Once you applied, how long did it take to receive the designation?
Our application was granted within 30 days. I hope this bodes well for all future interactions with the organization.
What was the most frustrating aspect to the application?
There were no major frustrations. Just remember that FDA guidance documents are not just “guidance;” they are the de facto standard by which you will be judged. So, you need to make sure that you are reading the latest version of the guidance document. I noticed that the Breakthrough Guidance under which we applied has been updated.
How does Breakthrough Device designation aid in reimbursement?
In January 2021, the Centers for Medicare and Medicaid Services (CMS) issued a final rule that provides immediate national Medicare coverage for four years for any new device or diagnostic designated as a breakthrough technology and approved by the FDA. This new rule – called the Medicare Coverage of Innovative Technologies (MCIT) pathway– was expected to take effect beginning March 15, but was delayed to allow the new Administration the opportunity for a more thorough review and assessment.

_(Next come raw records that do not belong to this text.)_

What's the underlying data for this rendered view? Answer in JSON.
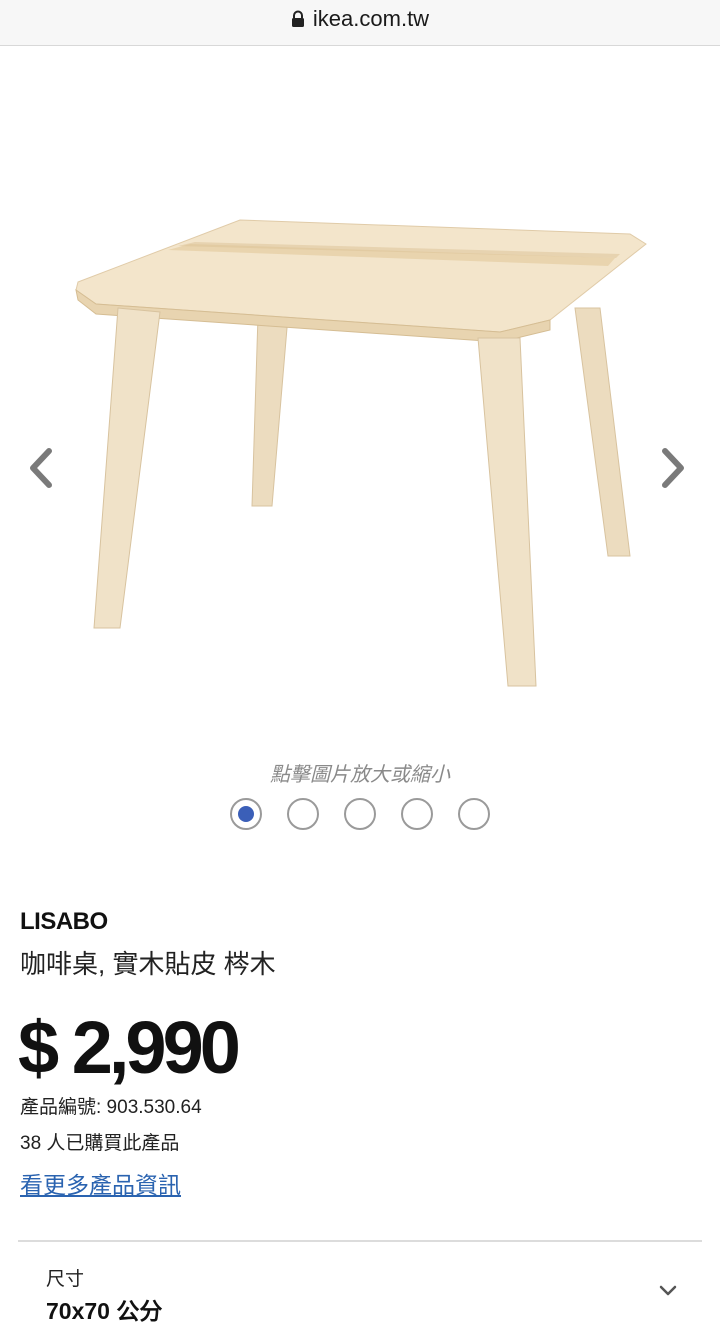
{
  "browser": {
    "url": "ikea.com.tw"
  },
  "gallery": {
    "zoom_hint": "點擊圖片放大或縮小",
    "image_count": 5,
    "active_index": 0
  },
  "product": {
    "brand": "LISABO",
    "description": "咖啡桌, 實木貼皮 梣木",
    "price": "$ 2,990",
    "article_number": "產品編號: 903.530.64",
    "purchase_count": "38 人已購買此產品",
    "more_info_link": "看更多產品資訊"
  },
  "size_selector": {
    "label": "尺寸",
    "value": "70x70 公分"
  },
  "colors": {
    "accent_blue": "#3b5fb8",
    "link_blue": "#2a63b0",
    "wood_light": "#f0e2c8"
  }
}
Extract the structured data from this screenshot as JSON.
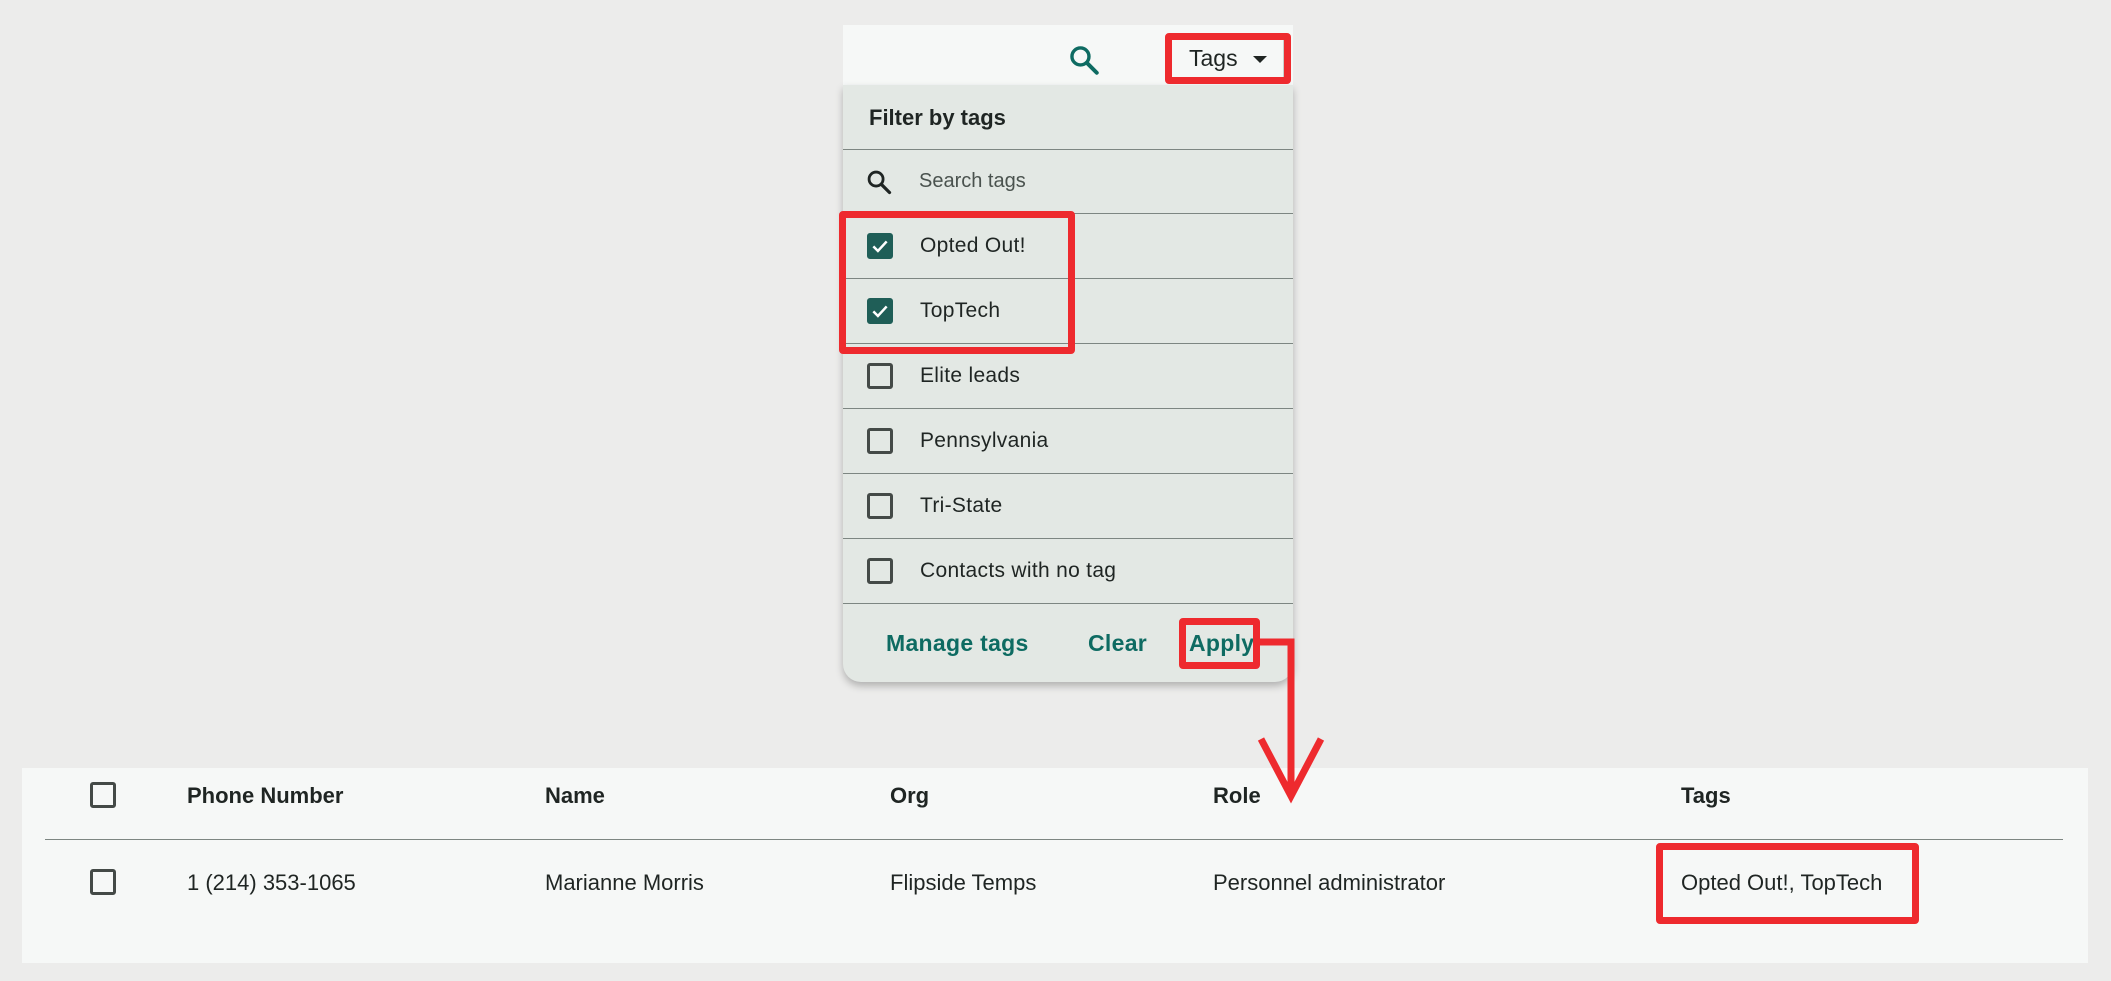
{
  "toolbar": {
    "search_icon": "search-icon",
    "tags_button_label": "Tags"
  },
  "filter_panel": {
    "title": "Filter by tags",
    "search_placeholder": "Search tags",
    "tags": [
      {
        "label": "Opted Out!",
        "checked": true
      },
      {
        "label": "TopTech",
        "checked": true
      },
      {
        "label": "Elite leads",
        "checked": false
      },
      {
        "label": "Pennsylvania",
        "checked": false
      },
      {
        "label": "Tri-State",
        "checked": false
      },
      {
        "label": "Contacts with no tag",
        "checked": false
      }
    ],
    "actions": {
      "manage": "Manage tags",
      "clear": "Clear",
      "apply": "Apply"
    }
  },
  "table": {
    "headers": {
      "phone": "Phone Number",
      "name": "Name",
      "org": "Org",
      "role": "Role",
      "tags": "Tags"
    },
    "rows": [
      {
        "phone": "1 (214) 353-1065",
        "name": "Marianne Morris",
        "org": "Flipside Temps",
        "role": "Personnel administrator",
        "tags": "Opted Out!, TopTech"
      }
    ]
  },
  "colors": {
    "accent": "#0e6b62",
    "checkbox_checked": "#1f5e57",
    "highlight": "#ee2a2e",
    "panel_bg": "#e3e8e4",
    "page_bg": "#ececeb"
  }
}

Following an additional public comment period that ends April 16, we anticipate the new rule to take effect May 15, 2021.
During the proposed four-year coverage period, CMS is expected to specify what additional data, if any, would be needed to maintain long-term coverage. This new rule also presents a great incentive for focused ultrasound manufacturers to apply for Breakthrough Device designation by the FDA for their future or ongoing applications. Sponsors can submit a breakthrough designation request for a device at any time prior to sending their marketing submission. See CMS’s Fact Sheet for more information, including device eligibility and guidance for manufacturers.
Outside of regulatory and reimbursement perks, have you noticed other benefits to the designation?
The obvious one is credibility for fundraising and engagement of clinical partners.
Has this designation influenced fundraising at all?
It has been beneficial in the early conversations, but it is a long road from protype to device. In medical devices, investors are extra wary of the risk posed by FDA regulatory rejection, so it is a positive to be engaged so early. The fact that you have BDP designation lends credibility to the technology of your product, but this is only one dimension of the company that is investigated during due diligence.
Would you recommend that other companies apply for Breakthrough Device designation?
The Breakthrough Devices Program is not for everyone; simple 510(k)s are unlikely to meet the criteria of new or novel. However, if you have a novel technology that is serving an underserved population or a new device that dramatically improves outcomes then you absolutely should apply.
Any tips or advice to the people applying?
Like most things in life, experience counts; a consultant or employee that has experience with BDP applications can avoid many of the minor gotchas that crop up. It can be daunting, but with a trusted advisor the challenges should be surmountable.
Did you do this on your own or did a regulatory consultant help you with the process?
We engaged a consultant – Michael Drues of Vascular Sciences – he is invaluable in his experience and counsel. For a small company it was essential to manage costs; as we develop and grow, we may well bring some functions in-house.
For more about Acoustiic, visit http://acoustiic.com/.